Breaking the evaluation rule book

ALNAP's Susanna Morrison-Metois asks how we learn in the midst of a global pandemic?

The COVID-19 Pandemic propelled humanitarian organisations to improve the way they learn while also adapting and responding to rapidly evolving crises. The need for timely learning resulted in a renewed interest in Real-Time Evaluations (RTE) and other rapid learning exercises. But how do you carry out a RTE in multiple countries simultaneously, in rapidly evolving global and national contexts, in the midst of a crisis that affects every aspect of how your organisation functions?

"We have a structured way of doing real-time evaluations. [The global COVID-19 pandemic] blew it out of the water."

"It required throwing the rule book out of the window."

Evaluation experts interviewed for our report: From real-time evaluation to real-time learning.

There is surprisingly little written about how to conduct rapid learning exercises at a global scale or how to plan multi-country RTEs. Although there was no evaluation rule book and little guidance on how to design these exercises or where to start, ALNAP members set out to document learning and quickly identify what was and was not working, using a wide range of innovative and timely learning exercises. Of the many obstacles and questions along the way, a common internal debate was what to call such exercises. Would they be evaluations or rapid reviews? Would they fit the formal definition of RTEs or were they a new form of evaluative learning? 

"COVID made us rethink our tools."

"This was new territory. We needed to be more flexible in our toolbox. We were doing 'in-between' exercise - was it learning, or a real-time evaluation?

Evaluation experts interviewed for our report: From real-time evaluation to real-time learning.

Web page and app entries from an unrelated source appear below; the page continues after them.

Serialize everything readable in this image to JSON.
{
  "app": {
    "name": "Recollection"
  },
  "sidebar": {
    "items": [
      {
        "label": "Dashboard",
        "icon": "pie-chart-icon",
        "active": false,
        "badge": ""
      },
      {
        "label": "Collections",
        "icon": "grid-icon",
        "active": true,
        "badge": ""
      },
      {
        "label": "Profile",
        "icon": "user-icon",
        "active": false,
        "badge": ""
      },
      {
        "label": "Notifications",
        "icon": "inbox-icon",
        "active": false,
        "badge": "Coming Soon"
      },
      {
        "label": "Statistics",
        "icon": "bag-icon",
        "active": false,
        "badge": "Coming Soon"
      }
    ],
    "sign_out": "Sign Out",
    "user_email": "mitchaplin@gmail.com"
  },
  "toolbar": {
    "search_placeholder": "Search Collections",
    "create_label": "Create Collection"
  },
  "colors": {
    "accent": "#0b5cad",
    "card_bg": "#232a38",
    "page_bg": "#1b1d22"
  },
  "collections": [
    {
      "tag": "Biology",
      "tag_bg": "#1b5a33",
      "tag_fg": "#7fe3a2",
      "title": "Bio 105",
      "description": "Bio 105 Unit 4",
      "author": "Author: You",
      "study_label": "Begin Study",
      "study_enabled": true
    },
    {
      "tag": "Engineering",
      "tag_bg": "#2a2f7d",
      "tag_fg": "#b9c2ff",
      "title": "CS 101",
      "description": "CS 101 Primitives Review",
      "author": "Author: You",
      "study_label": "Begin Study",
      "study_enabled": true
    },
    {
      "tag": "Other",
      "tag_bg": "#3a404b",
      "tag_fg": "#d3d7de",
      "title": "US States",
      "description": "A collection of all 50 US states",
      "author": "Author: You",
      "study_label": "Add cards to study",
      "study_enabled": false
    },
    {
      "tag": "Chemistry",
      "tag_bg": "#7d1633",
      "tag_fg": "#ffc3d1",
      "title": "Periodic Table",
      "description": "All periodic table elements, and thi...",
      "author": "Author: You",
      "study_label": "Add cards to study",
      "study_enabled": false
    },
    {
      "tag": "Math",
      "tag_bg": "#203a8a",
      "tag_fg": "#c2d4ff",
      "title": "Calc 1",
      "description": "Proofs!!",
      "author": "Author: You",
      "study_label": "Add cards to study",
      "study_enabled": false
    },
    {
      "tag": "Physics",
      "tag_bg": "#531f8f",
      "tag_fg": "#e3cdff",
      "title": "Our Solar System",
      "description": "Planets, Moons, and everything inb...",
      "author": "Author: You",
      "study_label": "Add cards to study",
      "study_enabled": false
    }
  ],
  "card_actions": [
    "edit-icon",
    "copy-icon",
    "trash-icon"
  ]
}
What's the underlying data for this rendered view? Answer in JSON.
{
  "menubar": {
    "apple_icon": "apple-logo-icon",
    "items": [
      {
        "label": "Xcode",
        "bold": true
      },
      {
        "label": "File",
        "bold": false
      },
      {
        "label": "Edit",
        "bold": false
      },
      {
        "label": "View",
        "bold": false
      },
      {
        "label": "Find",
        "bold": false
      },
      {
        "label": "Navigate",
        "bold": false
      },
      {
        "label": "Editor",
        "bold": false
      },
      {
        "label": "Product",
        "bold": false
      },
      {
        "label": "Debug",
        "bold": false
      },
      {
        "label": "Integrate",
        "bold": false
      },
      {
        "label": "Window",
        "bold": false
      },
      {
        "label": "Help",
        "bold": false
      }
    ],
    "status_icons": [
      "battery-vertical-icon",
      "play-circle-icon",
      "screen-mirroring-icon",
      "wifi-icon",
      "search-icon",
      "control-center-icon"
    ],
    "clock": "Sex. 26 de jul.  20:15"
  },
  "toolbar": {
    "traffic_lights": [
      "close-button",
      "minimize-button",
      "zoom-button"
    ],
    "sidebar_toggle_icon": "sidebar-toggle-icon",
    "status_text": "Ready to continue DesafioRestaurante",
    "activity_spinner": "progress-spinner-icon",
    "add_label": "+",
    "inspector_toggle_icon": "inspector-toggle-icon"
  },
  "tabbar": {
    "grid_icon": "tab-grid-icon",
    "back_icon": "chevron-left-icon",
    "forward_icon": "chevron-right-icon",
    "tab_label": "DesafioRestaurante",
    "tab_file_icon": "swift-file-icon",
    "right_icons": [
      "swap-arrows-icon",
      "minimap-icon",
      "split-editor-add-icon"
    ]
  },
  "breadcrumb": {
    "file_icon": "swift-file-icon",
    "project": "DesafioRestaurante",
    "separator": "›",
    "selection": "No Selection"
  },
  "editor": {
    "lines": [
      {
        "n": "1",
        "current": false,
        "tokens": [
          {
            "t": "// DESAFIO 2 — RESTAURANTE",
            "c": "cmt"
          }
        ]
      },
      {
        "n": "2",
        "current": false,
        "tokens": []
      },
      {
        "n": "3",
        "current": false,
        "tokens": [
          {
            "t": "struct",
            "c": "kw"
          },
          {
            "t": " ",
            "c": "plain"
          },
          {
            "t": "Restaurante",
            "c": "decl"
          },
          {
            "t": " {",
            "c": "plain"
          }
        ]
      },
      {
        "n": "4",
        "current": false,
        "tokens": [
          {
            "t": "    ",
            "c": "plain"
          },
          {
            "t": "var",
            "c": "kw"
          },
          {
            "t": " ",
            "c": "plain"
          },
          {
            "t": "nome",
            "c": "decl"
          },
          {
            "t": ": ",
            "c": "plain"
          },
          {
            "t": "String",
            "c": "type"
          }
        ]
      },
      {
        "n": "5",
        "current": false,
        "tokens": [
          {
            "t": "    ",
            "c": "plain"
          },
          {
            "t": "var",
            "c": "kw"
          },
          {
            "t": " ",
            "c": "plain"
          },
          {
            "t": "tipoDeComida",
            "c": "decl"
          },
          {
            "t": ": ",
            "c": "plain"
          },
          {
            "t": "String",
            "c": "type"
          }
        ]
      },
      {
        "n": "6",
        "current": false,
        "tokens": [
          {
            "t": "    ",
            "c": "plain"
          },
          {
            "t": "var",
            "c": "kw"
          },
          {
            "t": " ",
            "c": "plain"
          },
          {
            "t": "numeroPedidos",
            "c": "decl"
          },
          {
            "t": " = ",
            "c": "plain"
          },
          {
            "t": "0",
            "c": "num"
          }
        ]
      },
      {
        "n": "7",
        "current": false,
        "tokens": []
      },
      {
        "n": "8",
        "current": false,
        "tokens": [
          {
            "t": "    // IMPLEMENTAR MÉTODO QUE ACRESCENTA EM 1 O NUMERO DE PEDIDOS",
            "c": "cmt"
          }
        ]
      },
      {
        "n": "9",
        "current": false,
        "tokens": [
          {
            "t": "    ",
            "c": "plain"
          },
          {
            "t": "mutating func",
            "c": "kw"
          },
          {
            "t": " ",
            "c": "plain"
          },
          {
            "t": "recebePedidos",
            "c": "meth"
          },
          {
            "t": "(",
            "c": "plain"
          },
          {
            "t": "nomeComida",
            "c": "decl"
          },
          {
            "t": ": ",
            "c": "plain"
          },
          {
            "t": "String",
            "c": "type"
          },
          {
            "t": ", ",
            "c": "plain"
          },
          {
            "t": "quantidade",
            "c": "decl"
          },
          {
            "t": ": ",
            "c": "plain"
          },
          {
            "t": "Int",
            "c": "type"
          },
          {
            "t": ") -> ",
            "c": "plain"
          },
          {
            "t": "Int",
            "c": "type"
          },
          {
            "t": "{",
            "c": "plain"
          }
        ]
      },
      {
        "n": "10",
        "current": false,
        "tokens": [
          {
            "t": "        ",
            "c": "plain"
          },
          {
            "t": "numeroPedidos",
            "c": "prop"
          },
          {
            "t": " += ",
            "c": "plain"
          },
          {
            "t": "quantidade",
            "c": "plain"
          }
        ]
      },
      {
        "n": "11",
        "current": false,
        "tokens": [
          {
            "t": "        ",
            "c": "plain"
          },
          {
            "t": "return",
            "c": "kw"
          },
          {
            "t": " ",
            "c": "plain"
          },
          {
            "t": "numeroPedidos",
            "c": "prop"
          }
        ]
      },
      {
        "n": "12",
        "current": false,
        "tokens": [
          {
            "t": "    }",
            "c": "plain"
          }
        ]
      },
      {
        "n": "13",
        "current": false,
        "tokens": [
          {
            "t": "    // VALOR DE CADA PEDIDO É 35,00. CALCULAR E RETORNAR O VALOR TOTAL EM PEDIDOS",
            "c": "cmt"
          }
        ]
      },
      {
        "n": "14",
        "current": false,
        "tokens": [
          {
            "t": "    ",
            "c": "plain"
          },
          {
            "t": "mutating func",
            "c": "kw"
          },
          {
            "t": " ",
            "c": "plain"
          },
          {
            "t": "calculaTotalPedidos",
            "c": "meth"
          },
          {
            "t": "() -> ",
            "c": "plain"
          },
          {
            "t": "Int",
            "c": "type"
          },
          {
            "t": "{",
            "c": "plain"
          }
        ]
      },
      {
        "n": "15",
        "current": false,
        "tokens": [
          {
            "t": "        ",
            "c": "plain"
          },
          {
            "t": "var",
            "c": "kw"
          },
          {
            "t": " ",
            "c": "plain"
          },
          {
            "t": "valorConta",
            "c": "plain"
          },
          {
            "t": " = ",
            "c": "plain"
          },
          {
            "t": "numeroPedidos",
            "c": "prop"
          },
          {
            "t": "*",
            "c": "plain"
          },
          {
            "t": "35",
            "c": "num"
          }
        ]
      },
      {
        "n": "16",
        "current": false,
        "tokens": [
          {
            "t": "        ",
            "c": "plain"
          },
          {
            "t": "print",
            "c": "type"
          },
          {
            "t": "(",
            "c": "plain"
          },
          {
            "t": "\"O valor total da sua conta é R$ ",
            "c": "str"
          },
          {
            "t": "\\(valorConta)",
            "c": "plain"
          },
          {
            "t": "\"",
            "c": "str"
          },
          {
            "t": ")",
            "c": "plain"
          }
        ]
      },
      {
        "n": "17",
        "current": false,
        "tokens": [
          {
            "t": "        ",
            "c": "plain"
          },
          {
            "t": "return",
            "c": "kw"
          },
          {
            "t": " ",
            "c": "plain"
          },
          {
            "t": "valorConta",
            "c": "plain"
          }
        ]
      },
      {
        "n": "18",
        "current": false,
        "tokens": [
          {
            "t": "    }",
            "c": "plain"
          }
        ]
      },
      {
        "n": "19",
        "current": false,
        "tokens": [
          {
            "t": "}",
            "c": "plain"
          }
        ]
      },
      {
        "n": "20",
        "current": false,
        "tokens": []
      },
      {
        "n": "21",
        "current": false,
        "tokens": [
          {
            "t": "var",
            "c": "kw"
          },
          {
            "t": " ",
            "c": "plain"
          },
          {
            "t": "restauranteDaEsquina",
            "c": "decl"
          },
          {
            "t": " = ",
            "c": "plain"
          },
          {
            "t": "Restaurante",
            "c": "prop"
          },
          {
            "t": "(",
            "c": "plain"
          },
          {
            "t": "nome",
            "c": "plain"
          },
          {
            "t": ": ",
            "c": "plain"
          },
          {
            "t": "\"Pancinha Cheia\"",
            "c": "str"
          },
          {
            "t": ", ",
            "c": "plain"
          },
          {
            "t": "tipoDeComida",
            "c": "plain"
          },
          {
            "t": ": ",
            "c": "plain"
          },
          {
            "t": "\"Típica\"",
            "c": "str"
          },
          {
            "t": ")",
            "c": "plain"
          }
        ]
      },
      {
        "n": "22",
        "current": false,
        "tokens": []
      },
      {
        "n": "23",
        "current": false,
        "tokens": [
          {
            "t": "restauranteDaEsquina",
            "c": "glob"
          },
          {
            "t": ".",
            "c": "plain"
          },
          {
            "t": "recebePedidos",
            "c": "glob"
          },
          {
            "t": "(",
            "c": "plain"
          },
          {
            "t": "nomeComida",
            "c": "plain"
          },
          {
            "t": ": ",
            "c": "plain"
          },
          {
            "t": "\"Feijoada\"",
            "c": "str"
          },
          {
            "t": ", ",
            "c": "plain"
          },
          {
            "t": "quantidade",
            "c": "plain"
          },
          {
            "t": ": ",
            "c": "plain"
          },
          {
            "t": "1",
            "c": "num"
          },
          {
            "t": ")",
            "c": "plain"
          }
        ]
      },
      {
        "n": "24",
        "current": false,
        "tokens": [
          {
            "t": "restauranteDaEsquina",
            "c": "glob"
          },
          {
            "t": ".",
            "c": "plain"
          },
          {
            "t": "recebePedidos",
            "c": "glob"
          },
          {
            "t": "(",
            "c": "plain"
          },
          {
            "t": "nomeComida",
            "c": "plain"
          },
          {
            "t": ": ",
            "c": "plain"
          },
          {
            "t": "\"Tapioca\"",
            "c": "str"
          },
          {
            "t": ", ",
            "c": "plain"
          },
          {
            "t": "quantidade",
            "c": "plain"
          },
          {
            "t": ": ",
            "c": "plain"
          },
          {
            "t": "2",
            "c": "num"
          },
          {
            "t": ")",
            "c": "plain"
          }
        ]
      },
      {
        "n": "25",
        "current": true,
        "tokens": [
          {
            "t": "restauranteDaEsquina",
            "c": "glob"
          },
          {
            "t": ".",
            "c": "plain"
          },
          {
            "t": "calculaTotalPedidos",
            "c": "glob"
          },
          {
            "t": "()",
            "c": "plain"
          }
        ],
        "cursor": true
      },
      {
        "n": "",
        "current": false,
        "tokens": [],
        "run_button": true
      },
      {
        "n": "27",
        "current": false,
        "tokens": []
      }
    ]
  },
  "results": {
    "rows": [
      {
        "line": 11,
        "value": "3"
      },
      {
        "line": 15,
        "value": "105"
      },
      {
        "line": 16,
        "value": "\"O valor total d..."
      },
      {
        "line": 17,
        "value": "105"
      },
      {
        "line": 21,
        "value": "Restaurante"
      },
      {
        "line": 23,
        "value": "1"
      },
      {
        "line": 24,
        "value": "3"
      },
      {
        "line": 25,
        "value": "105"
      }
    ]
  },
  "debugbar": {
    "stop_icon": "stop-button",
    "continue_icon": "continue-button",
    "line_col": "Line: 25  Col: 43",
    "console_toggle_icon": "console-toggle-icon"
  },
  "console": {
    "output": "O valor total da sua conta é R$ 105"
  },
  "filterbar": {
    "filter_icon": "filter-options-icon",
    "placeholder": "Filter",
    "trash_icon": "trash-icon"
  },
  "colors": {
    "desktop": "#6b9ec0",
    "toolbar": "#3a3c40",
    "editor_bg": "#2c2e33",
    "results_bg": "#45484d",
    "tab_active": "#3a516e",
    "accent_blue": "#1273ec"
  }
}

In practice, many were both, being Real-Time in nature, but using new formats and definitional frameworks. Utilisation-focused learning approaches during COVID-19 have ranged from more traditional RTEs with a global scale (or multi-country RTEs) to lighter-touch exercises such as Real-Time Assessments and adaptive management reviews; to more developmental-style evaluations – all of which are proven to be suitable evaluation exercises in evolving contexts. While many of these exercises share similar features, there is ‘definitional anarchy’ as to how to label them.  

To end this anarchy, ALNAP’s latest  paper From Real-Time Evaluation to Real-Time Learning: exploring new approaches from the COVID-19 response coins a new term Real-Time Learning (RTL) which we define as:

"a range of evaluative approaches, reviews and assessments with the purpose of understanding and articulating issues that need to be addressed in an ongoing development or humanitarian response, that can be fed back immediately into programming, decision-making and management processes with the overall aim of improving the response."

How does Real-Time Learning relate to the tradition of Real-Time Evaluations in the humanitarian sector?

In 2009, ALNAP published the most widely used guidance on RTEs, defining them as: ‘an evaluation in which the primary objective is to provide feedback in a participatory way in real time (i.e. during the evaluation process) to those executing and managing the humanitarian response’. RTE’s are unique because they are not only retrospective, but also prospective (future-looking). They tend to be more rigorous and formal than Real-Time Reviews and Real-Time Assessments and are generally less internal than Adaptive Management Reviews and After Action Reviews. However, there are similarities and overlaps in some of these exercises. Indeed, for ALNAP, Real-Time Evaluations, Real-Time Assessments and other forms of rapid learning reviews with short feedback loops all fit under this new broader category of Real-Time Learning.

RTL can fill the gap between monitoring and more traditional evaluation approaches. RTL exercises can be used to share implicit individual and team knowledge, and to document and share learning across an organisation (capturing experiences at country, regional and HQ level) via interactive workshops and sense-making sessions.

In addition to providing a new definition, our paper reviews over a dozen RTL exercises conducted by ALNAP members since the start of the pandemic and identifies 12 key success factors for Real-Time Learning (see image at the end).

By highlighting the approaches and methods used in recent Real-Time Learning exercises by UNICEF, WFP, FAO, IFRC, Oxfam, World Vision and others, the paper also provides tips and examples of how to design, plan and implement effective RTL exercises both for COVID and for future complex multi-country crises.

If you are considering conducting a Real-Time Learning exercise and you would like to learn more, you can now read the paper ‘From Real-Time Evaluation to Real-Time Learning’. To share your reflections and experiences of Real-Time Learning, or to contribute a blog on RTL, contact us at [email protected].